of our island.

We have said nothing of Ireland, because
Ireland does not shine in sheep, but in Short-
horns. The climate of Ireland best suits English
long wool. There are no native Irish breeds.


THE Dean of Westminster knows better than
any man in England how to teach his countrymen,
that it is pleasant work to look below the
surface of their language. To his delightful
little book upon " The Study of Words," and
upon " English Past and Present," Dr. Trench
has lately joined a companion volume called " A
Select Glossary of English Words, used formerly
in Senses Different from their Present." It is
illustrated from his own reading among early
English authors, and is not less remarkable for
independent scholarship than for simplicity. We
see in it wherein we may gather a small
etymological posy, and find satisfactory amusement.
Let us mean by Amusement what our forefathers
meant; something to muse over, something that
seizes the attention. To a certain limited extent,
that sense remains. For example, we may say
that a thief keeps a man amused with empty
questions, while he takes his watch. But we
should not now say of a man, as Fuller did, that
"being amused with grief, fear and fright, he
could not find a house in London (otherwise well
known to him), whither he intended to go."
In. the word Amusement, then, we do not quite
abandon the idea of occupation of the mind.

Abandon, banish, give to the bann or open
proclamation, which was commonly a
condemnation to the penalty of law, but not
necessarily so. When we publish the banns or
proclaimings of marriage, we are not supposed to
mean a condemnation of the bachelors and
spinsters to some legal pains. A banditban-
spokenis a man against whom law has
proclaimed itself. A house is in the fullest sense
abandoned, when its owner has not only left it,
but has also put it into the hands of an auctioneer,
who advertises that it will be sold to the best
bidder; or when it is left to fall under the ban
of a Public Health Act, and be pulled down by
a Board of Works. To denounce, or leave to
be denounced, was to abandon, the sense of the
word corresponding fully in old time to its
internal Anatomy.
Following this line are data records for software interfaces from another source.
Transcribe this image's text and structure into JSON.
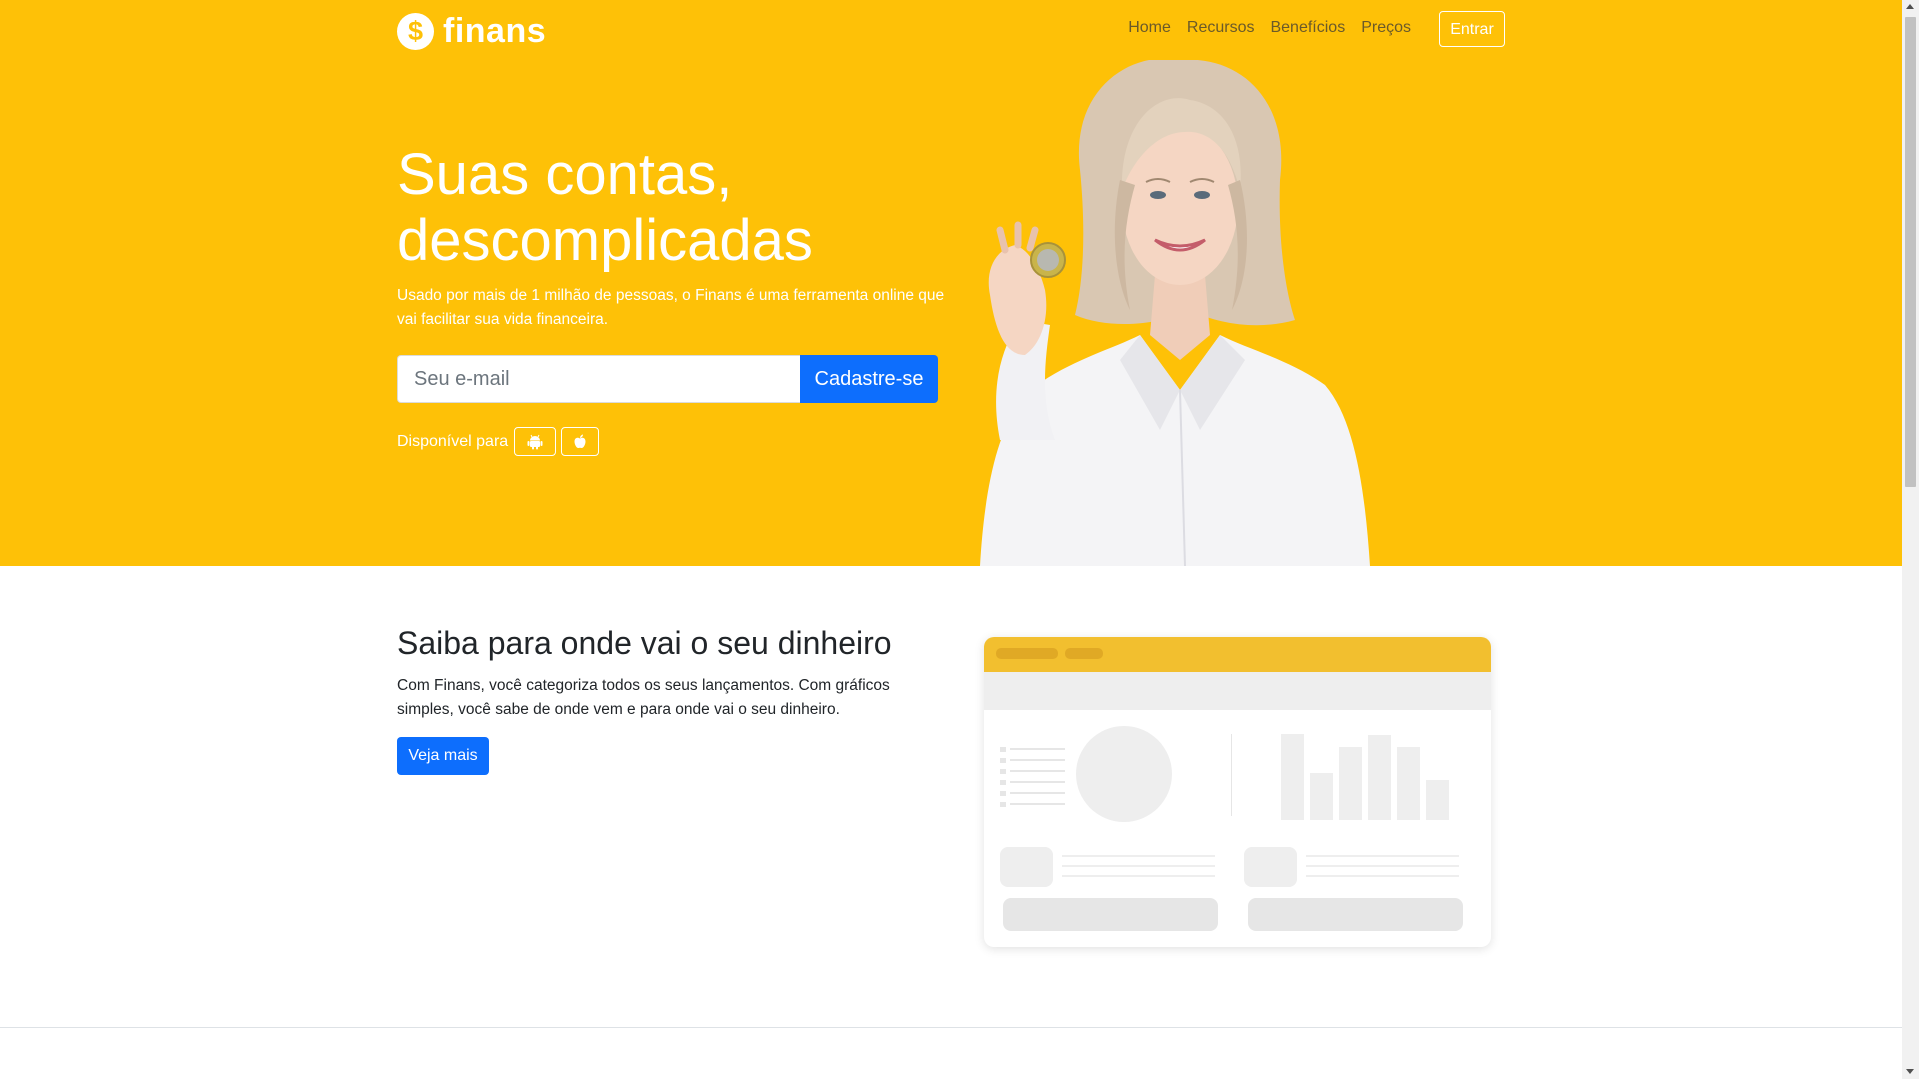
{
  "brand": {
    "name": "finans",
    "logo_icon": "dollar-coin-icon"
  },
  "nav": {
    "items": [
      "Home",
      "Recursos",
      "Benefícios",
      "Preços"
    ],
    "login_label": "Entrar"
  },
  "hero": {
    "title_line1": "Suas contas,",
    "title_line2": "descomplicadas",
    "subtitle": "Usado por mais de 1 milhão de pessoas, o Finans é uma ferramenta online que vai facilitar sua vida financeira.",
    "email_placeholder": "Seu e-mail",
    "signup_label": "Cadastre-se",
    "available_label": "Disponível para",
    "stores": [
      "android-icon",
      "apple-icon"
    ]
  },
  "feature": {
    "title": "Saiba para onde vai o seu dinheiro",
    "text": "Com Finans, você categoriza todos os seus lançamentos. Com gráficos simples, você sabe de onde vem e para onde vai o seu dinheiro.",
    "button_label": "Veja mais"
  },
  "colors": {
    "primary_yellow": "#fec107",
    "primary_blue": "#0d6efd",
    "mock_header": "#f2bf2f"
  }
}
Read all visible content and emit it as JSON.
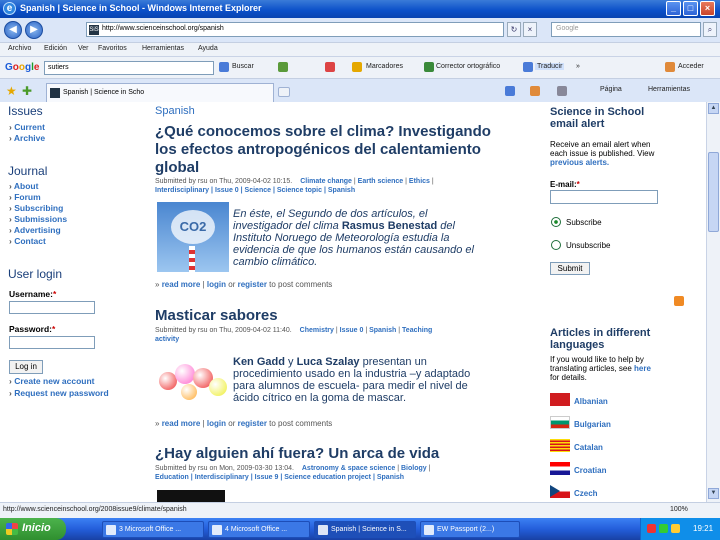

Anatomy is Greek for dissection, and means
only the cutting asunder the several parts of a
thing. After all this dissection of a man was
done, the bones remained, and thus what we
now call the skeleton (from the Greek word for
dry) used to be called the anatomy. A skeleton,
on the contrary meant, not the bones only, but
the entire body dried into a mummy, though no
bones whatever were apparent.

The word apparent is here used in the old
sense of manifest, though Dr. Trench tells us
that the one phrase " heir apparent" is the only
instance of our use of the word as meaning that
which appears and is, in opposition to its present
customary sense of that which appears but is
not. We suggest as a question, whether there
may not be a slight tendency to use this word in
one sense as an adjective before its noun, and in
the other sense when it is the noun that is first
spoken or written. The heir apparent is not
the same thing as the apparent heir. Does not
a like distinction hold good rather generally?
Between such phrases, for example, as apparent
anger in his letter and anger apparent in his

Here let us diverge to make a grammatical
remark. There is a curious instinct about
common usage. Everybody knows that there
are verbslike swim, and sinkthat represent
the past with two forms. Swim makes swam and
swum; sink makes sank and sunk. The double
form arose from a fact wholly dead to the existing
language. In the oldest English, one vowel
was used in the singular, and the other in the
plural, of the perfect tense; it was (to speak
rough) I sank, but we sunk. Both forms,
disengaged from their first tie, were at one time left
to drift loosely about in the language, and
grammarians now teach that one is doomed to be got
rid of. Probably not. Without accepting rule
from anybody, by mere consent and usage of all
educated English speakers, the loose fragments
have crystallised afresh into a fixed shape that
has no reference whatever to their first position.
The forms in a are confined to the active past
tense, and the forms in u are all changed into
participles. We say I drank and I was drunk,
never I drunk and I was drank. We speak of
money sunk, not money sank. It is no longer